--- Input for this task Enclosed Below ---
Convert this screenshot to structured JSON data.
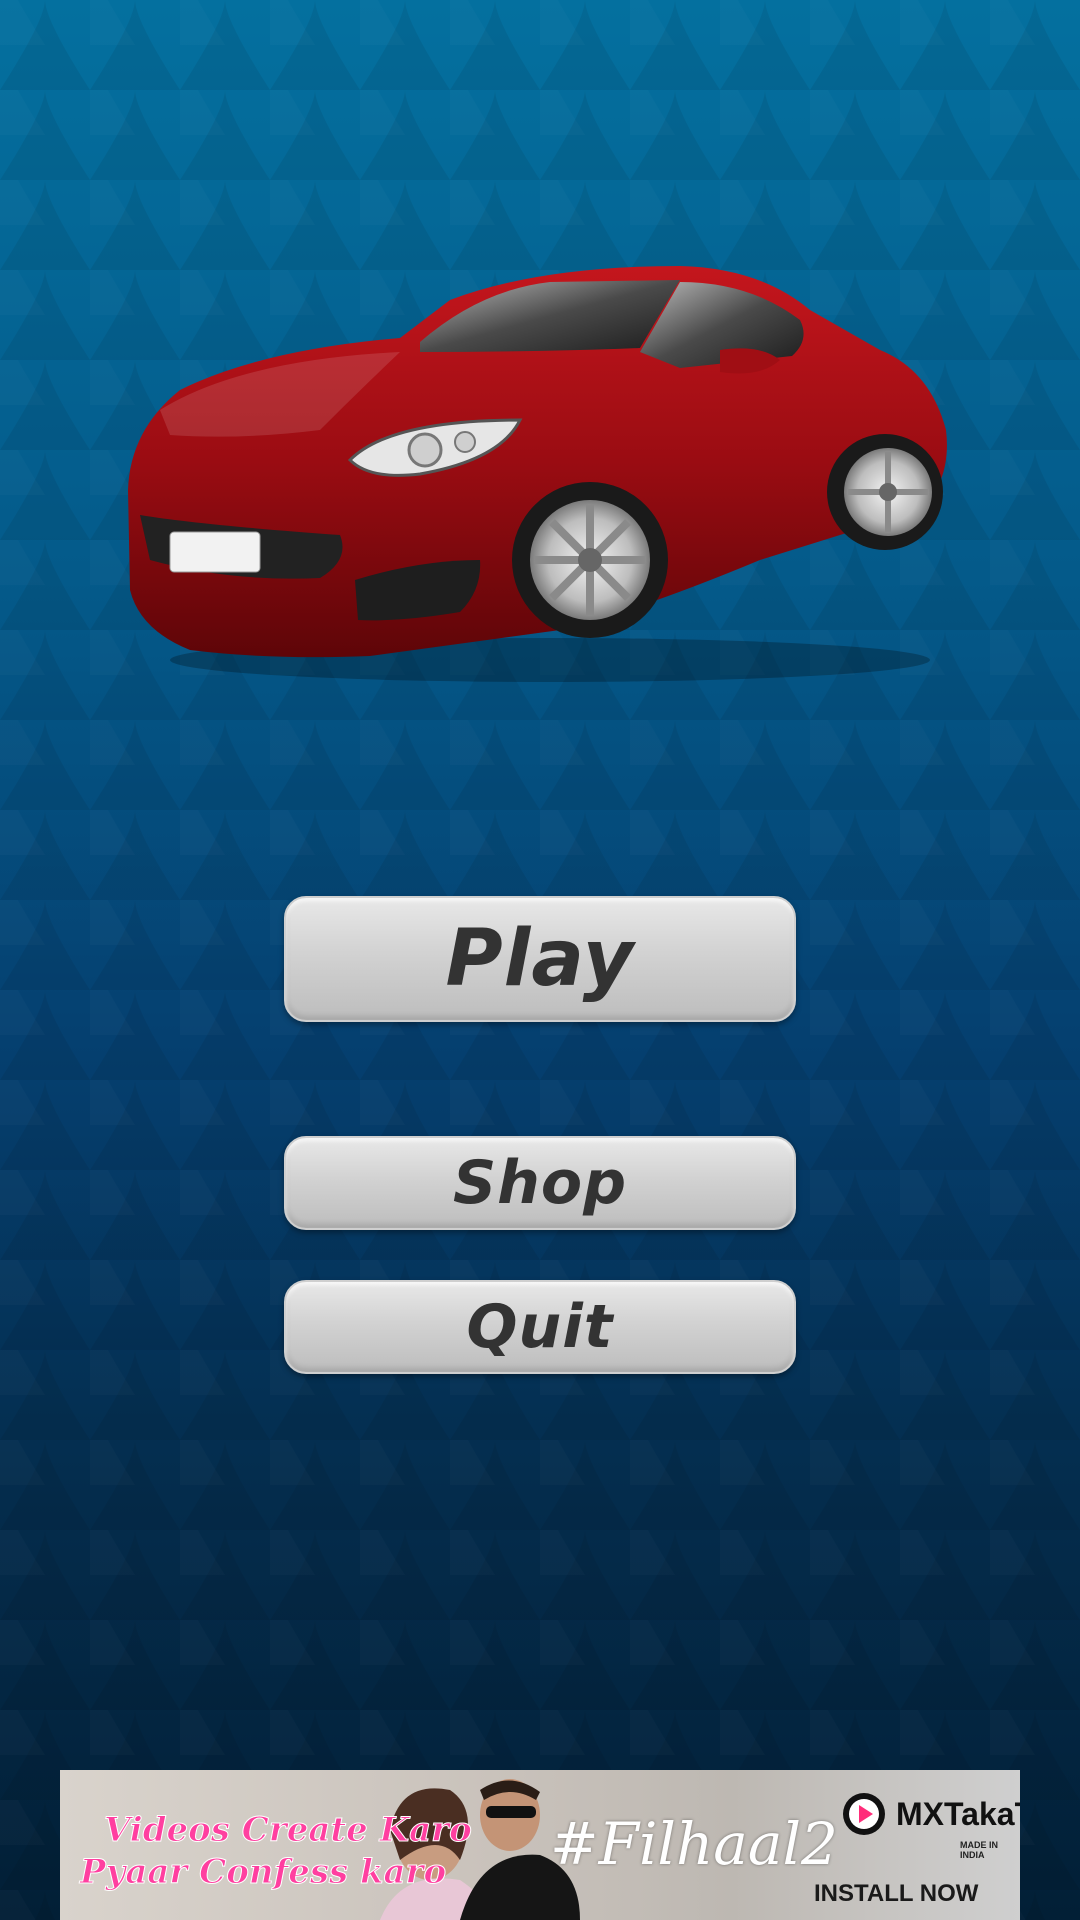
{
  "menu": {
    "play_label": "Play",
    "shop_label": "Shop",
    "quit_label": "Quit"
  },
  "ad": {
    "tagline_line1": "Videos Create Karo",
    "tagline_line2": "Pyaar Confess karo",
    "hashtag": "#Filhaal2",
    "brand": "MXTakaTak",
    "made_in": "MADE IN INDIA",
    "cta": "INSTALL NOW"
  },
  "icons": {
    "car": "red-sports-car-icon",
    "brand_logo": "play-circle-icon"
  },
  "colors": {
    "background_top": "#04709f",
    "background_bottom": "#021f36",
    "button_face": "#d2d2d2",
    "button_text": "#333333",
    "car_body": "#9a0c12",
    "ad_tagline": "#ff3fa0"
  }
}
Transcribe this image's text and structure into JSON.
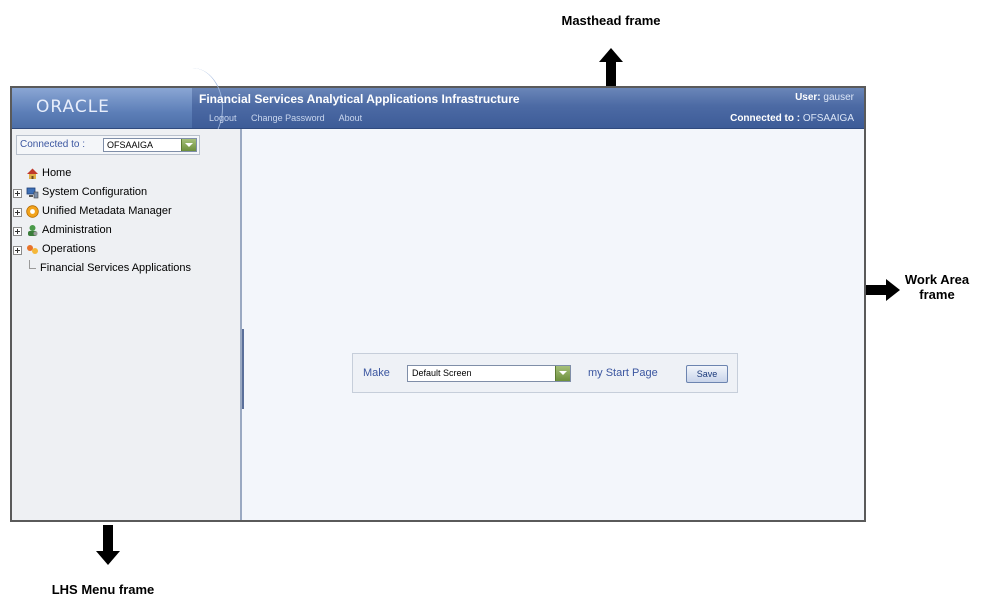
{
  "callouts": {
    "masthead": "Masthead frame",
    "work_area_line1": "Work Area",
    "work_area_line2": "frame",
    "lhs": "LHS Menu frame"
  },
  "masthead": {
    "logo": "ORACLE",
    "title": "Financial Services Analytical Applications Infrastructure",
    "user_label": "User:",
    "user_value": "gauser",
    "links": [
      "Logout",
      "Change Password",
      "About"
    ],
    "connected_label": "Connected to :",
    "connected_value": "OFSAAIGA"
  },
  "lhs": {
    "connected_label": "Connected to :",
    "connected_value": "OFSAAIGA",
    "tree": [
      {
        "label": "Home",
        "icon": "home-icon"
      },
      {
        "label": "System Configuration",
        "icon": "system-configuration-icon",
        "expandable": true
      },
      {
        "label": "Unified Metadata Manager",
        "icon": "metadata-manager-icon",
        "expandable": true
      },
      {
        "label": "Administration",
        "icon": "administration-icon",
        "expandable": true
      },
      {
        "label": "Operations",
        "icon": "operations-icon",
        "expandable": true
      },
      {
        "label": "Financial Services Applications",
        "icon": "",
        "leaf": true
      }
    ]
  },
  "work": {
    "make_label": "Make",
    "screen_value": "Default Screen",
    "start_page_label": "my Start Page",
    "save_label": "Save"
  },
  "colors": {
    "masthead": "#4c6aa4",
    "link_text": "#3b56a0",
    "lhs_bg": "#eef0f3",
    "work_bg": "#f3f6fb",
    "dropdown_button": "#6d8f3c"
  }
}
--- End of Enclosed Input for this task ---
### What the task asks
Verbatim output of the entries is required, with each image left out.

### Answer
Convert this screenshot to structured JSON data.
{
  "menu": {
    "play_label": "Play",
    "shop_label": "Shop",
    "quit_label": "Quit"
  },
  "ad": {
    "tagline_line1": "Videos Create Karo",
    "tagline_line2": "Pyaar Confess karo",
    "hashtag": "#Filhaal2",
    "brand": "MXTakaTak",
    "made_in": "MADE IN INDIA",
    "cta": "INSTALL NOW"
  },
  "icons": {
    "car": "red-sports-car-icon",
    "brand_logo": "play-circle-icon"
  },
  "colors": {
    "background_top": "#04709f",
    "background_bottom": "#021f36",
    "button_face": "#d2d2d2",
    "button_text": "#333333",
    "car_body": "#9a0c12",
    "ad_tagline": "#ff3fa0"
  }
}
Transcribe this image's text and structure into JSON.
{
  "callouts": {
    "masthead": "Masthead frame",
    "work_area_line1": "Work Area",
    "work_area_line2": "frame",
    "lhs": "LHS Menu frame"
  },
  "masthead": {
    "logo": "ORACLE",
    "title": "Financial Services Analytical Applications Infrastructure",
    "user_label": "User:",
    "user_value": "gauser",
    "links": [
      "Logout",
      "Change Password",
      "About"
    ],
    "connected_label": "Connected to :",
    "connected_value": "OFSAAIGA"
  },
  "lhs": {
    "connected_label": "Connected to :",
    "connected_value": "OFSAAIGA",
    "tree": [
      {
        "label": "Home",
        "icon": "home-icon"
      },
      {
        "label": "System Configuration",
        "icon": "system-configuration-icon",
        "expandable": true
      },
      {
        "label": "Unified Metadata Manager",
        "icon": "metadata-manager-icon",
        "expandable": true
      },
      {
        "label": "Administration",
        "icon": "administration-icon",
        "expandable": true
      },
      {
        "label": "Operations",
        "icon": "operations-icon",
        "expandable": true
      },
      {
        "label": "Financial Services Applications",
        "icon": "",
        "leaf": true
      }
    ]
  },
  "work": {
    "make_label": "Make",
    "screen_value": "Default Screen",
    "start_page_label": "my Start Page",
    "save_label": "Save"
  },
  "colors": {
    "masthead": "#4c6aa4",
    "link_text": "#3b56a0",
    "lhs_bg": "#eef0f3",
    "work_bg": "#f3f6fb",
    "dropdown_button": "#6d8f3c"
  }
}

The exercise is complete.